Entries from a dataset of interfaces
☆ ☆ ☆

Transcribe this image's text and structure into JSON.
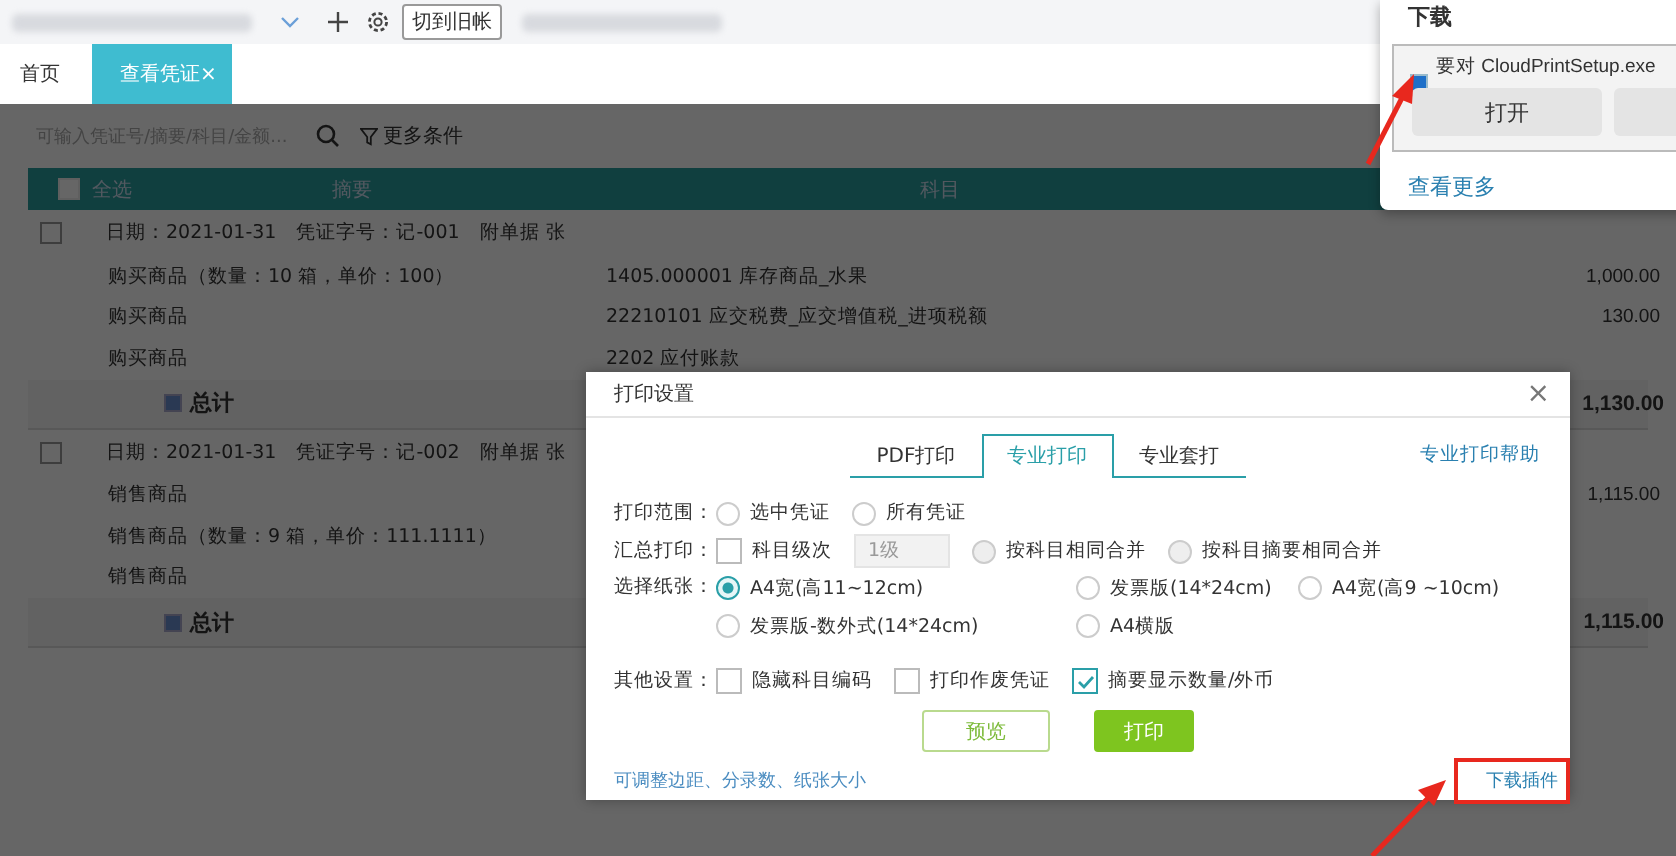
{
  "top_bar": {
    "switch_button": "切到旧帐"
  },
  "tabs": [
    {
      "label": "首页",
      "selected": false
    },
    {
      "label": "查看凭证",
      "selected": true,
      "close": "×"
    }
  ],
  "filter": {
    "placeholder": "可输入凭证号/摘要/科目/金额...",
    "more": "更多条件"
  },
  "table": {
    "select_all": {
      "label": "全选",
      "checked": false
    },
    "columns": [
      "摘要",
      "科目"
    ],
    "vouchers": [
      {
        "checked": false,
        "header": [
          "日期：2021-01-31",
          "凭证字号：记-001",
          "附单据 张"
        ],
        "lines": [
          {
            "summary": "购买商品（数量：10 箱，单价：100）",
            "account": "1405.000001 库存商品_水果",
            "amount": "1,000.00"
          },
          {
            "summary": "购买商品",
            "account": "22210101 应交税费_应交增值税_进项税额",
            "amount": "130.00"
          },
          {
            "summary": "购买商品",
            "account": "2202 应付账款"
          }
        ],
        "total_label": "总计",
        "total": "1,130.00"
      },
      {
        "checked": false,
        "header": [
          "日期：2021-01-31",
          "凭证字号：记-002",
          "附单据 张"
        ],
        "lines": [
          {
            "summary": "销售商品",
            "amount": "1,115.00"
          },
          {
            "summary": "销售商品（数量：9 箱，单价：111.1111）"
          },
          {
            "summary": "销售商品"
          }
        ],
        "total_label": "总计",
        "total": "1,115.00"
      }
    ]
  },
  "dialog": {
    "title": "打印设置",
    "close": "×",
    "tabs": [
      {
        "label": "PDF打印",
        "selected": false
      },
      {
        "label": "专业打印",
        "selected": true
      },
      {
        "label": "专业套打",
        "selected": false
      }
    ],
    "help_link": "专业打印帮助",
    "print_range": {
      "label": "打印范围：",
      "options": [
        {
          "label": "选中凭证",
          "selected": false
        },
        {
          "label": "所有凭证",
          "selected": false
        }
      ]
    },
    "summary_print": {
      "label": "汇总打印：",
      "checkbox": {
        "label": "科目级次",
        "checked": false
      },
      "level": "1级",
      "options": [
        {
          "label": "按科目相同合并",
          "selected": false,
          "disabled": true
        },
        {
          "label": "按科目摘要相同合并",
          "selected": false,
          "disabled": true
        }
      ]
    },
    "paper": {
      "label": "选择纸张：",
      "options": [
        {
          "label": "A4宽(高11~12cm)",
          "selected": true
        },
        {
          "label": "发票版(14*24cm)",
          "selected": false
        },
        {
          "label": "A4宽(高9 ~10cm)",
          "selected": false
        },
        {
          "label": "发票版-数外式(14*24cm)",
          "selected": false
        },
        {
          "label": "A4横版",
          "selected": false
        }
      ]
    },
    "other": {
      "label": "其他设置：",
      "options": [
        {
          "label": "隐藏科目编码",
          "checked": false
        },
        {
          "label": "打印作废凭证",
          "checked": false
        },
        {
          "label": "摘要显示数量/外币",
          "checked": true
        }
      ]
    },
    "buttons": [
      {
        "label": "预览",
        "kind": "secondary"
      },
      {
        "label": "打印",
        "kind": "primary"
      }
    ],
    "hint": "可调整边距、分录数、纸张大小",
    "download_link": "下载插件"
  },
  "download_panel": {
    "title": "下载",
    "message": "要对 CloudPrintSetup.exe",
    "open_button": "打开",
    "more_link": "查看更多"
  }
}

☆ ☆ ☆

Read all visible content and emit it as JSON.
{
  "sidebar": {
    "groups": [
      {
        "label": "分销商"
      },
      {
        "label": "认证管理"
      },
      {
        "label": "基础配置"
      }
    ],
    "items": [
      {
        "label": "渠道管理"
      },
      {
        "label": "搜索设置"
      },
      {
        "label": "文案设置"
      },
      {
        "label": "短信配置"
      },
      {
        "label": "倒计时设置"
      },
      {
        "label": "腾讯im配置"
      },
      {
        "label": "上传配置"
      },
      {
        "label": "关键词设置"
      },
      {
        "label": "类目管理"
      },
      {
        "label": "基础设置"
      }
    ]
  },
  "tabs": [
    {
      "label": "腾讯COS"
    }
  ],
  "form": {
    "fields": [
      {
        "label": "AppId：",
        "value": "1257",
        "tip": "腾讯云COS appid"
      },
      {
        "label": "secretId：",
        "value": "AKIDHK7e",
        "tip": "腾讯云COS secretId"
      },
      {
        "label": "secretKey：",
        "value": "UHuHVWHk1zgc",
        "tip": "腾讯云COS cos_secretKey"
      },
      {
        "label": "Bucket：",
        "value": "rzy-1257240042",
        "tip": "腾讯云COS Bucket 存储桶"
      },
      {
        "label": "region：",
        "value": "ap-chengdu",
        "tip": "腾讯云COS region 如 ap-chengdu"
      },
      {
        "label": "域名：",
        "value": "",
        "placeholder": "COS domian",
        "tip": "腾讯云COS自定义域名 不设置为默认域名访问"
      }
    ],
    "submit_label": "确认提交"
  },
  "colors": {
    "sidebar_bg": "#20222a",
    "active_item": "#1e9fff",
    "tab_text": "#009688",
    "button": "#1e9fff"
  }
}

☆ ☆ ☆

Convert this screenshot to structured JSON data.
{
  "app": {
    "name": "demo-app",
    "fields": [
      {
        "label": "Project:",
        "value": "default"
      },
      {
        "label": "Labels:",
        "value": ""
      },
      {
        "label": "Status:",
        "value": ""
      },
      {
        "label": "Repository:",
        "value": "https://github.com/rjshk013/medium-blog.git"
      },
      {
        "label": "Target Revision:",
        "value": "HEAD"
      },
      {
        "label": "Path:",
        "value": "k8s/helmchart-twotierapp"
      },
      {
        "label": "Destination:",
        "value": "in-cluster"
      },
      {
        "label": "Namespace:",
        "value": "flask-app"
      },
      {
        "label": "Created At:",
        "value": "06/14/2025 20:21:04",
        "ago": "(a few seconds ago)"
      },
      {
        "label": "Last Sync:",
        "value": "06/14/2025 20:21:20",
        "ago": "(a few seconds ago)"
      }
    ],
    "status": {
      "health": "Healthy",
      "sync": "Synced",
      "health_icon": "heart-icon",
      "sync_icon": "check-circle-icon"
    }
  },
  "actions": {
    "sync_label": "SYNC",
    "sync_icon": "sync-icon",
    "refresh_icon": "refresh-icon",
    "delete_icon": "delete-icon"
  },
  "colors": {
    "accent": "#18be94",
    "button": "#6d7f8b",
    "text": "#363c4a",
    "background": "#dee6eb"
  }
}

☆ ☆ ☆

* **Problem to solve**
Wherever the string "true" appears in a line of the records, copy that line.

* **Reply**
      "selected": true,
        "selected": true
          "disabled": true
          "disabled": true
          "selected": true
          "checked": true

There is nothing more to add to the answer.